“Left Behind” examines the traumatic experience of widows mostly from the South Eastern part of Nigeria, who were subjected to the mandatory observance of inhuman mourning rite. These ancient rites vary across communities; a widow could be forced to sit unclad on a floor for weeks without having a bath, drink the filthy water used to wash the corpse, shave her hair completely, and so on. The reasons given for this treatments are to prove the widow’s innocence, respect the dead or protect the living from the dead.
These practices emanate from the subjugation of women which is deeply rooted in the patriarchal culture and tradition of the Nigerian society where women are regarded as objects of rights, rather than subjects of rights. Owing to this unfavorable customary practices, most widows are maltreated, chased away by their in-laws and denied access or ownership to land and other properties that is rightfully theirs. Through Christianity, many communities have abolished inhuman mourning rites, but others are obstinate because they claim it is a tradition.
This project was supported by Magnum Foundation Fund.
Nnenna's husband died in a car accident. He was buried in front of their house.
"I was the first wife of my late husband and this is the only picture I have left to remember him. The second wife burnt all the other pictures. She had the support of the villagers because she carried out the traditional mourning rites. My refusal to do it led to my being frustrated out of my late husband's house with nothing."

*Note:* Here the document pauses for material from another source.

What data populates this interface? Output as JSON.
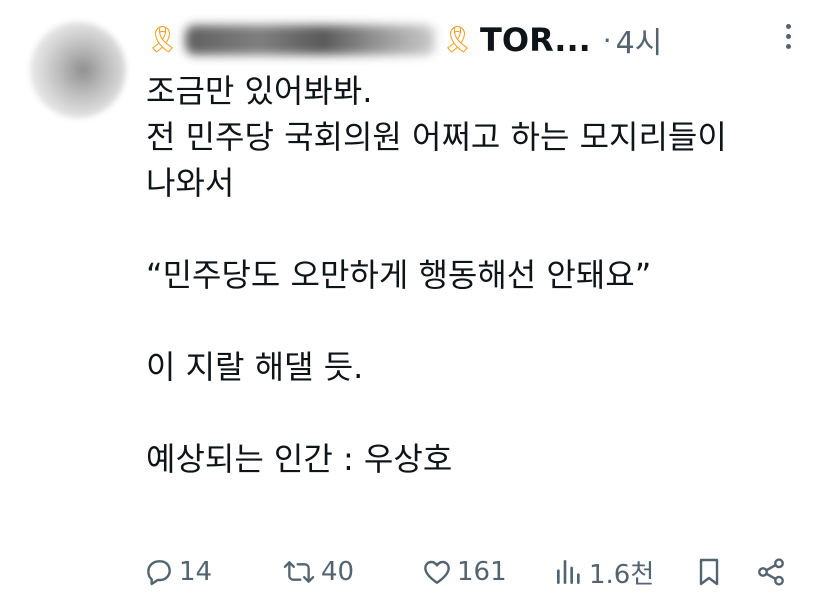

"My husband’s death, left us desolate. I shaved my head and wore one black cloth for a year. It has been difficult to sustain my family but I strongly believe it is God who has been sustaining us."